The day-long Conference was held at the Bandos Island Resort, about a 40-minute boat ride from the Maldives capital, Male.
The Conference was initiated due to recent law reform and access to justice developments in the Maldives and as a means to further these developments.
Under the Constitution of the Maldives, the State is required to provide legal aid to accused people who cannot afford to engage a lawyer in serious criminal cases. Currently, the Attorney General’s Office (AGO) is mandated to fulfil this constitutional obligation. Further, the state’s mandatory obligation to provide legal aid has been widened with the enactment of the Domestic Violence Prevention Act, and necessary regulations entailing the State to provide legal aid at the investigation stage in murder cases. However, the State faces a number of challenges in fulfilling this constitutional obligation. These include, financial constraints to acquire services of and retain lawyers, lack of legislation, policies or clear strategy that is rights oriented and people-centred. There is also a lack of public awareness about the role of legal aid and its accessibility.

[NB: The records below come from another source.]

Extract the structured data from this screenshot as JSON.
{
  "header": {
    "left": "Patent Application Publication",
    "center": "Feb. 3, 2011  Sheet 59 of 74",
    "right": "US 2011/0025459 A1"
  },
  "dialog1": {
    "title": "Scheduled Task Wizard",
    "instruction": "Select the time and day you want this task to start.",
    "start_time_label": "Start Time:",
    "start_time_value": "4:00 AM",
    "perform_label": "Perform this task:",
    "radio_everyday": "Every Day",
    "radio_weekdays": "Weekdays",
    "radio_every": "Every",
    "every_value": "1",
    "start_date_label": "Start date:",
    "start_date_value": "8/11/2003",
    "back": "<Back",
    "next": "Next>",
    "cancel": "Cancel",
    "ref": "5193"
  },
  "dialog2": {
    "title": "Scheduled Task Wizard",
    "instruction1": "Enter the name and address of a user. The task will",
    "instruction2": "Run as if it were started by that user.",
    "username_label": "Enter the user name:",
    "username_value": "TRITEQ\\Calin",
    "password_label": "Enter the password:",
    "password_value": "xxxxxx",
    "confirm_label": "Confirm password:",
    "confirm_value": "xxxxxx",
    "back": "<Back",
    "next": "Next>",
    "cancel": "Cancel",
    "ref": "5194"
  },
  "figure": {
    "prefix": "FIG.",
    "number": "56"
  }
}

The Legal and Justice Sector Baseline Study conducted by UNDP and the Attorney General’s Office in 2014, highlighted structural and individual barriers to accessing justice sector services. These include low levels of public confidence, lack of affordability, and a lack of awareness of the roles, functions and procedures of legal and justice sector agencies. According to the study, access to justice is most difficult for members of vulnerable and marginalized groups in both urban and rural settings across the country.
In view of the existing challenges and needs the above Conference was held. The Conference was attended by a wide-array of persons including private lawyers, government legal sector representatives, civil society members, academics, students and others. Various resource persons, both from within the Maldives, and internationally, we invited to assist and present. The BABSEACLE team assisted in a number of ways. Initially this was done through providing a review of the conference materials, format and content. Then, during the Conference, the BABSEACLE Team presented, in their usual interactive way, on pro bono developments and initiatives through public-private partnerships throughout the Asia region. This was followed by the Team helping to facilitate both a Plenary and Breakout Group Session focusing on localizing models for providing pro bono legal services through public-private partnerships.
Just prior to the Conference’s closing, all participants were asked by the BABSEACLE Team to take on small but positive step forward, which all in the room did in unison, demonstrating the actual commitment to move this initiative forward. In doing so it became even more clear that those in the Maldives are an important part of the ever growing Asia Pro Bono Movement.
 A significant portion of this article is based upon the Concept Paper developed by UNDP in support of the Conference.
By Bruce A. Lasky and Wendy Morrish (BABSEACLE Co-Founders/Co-Directors)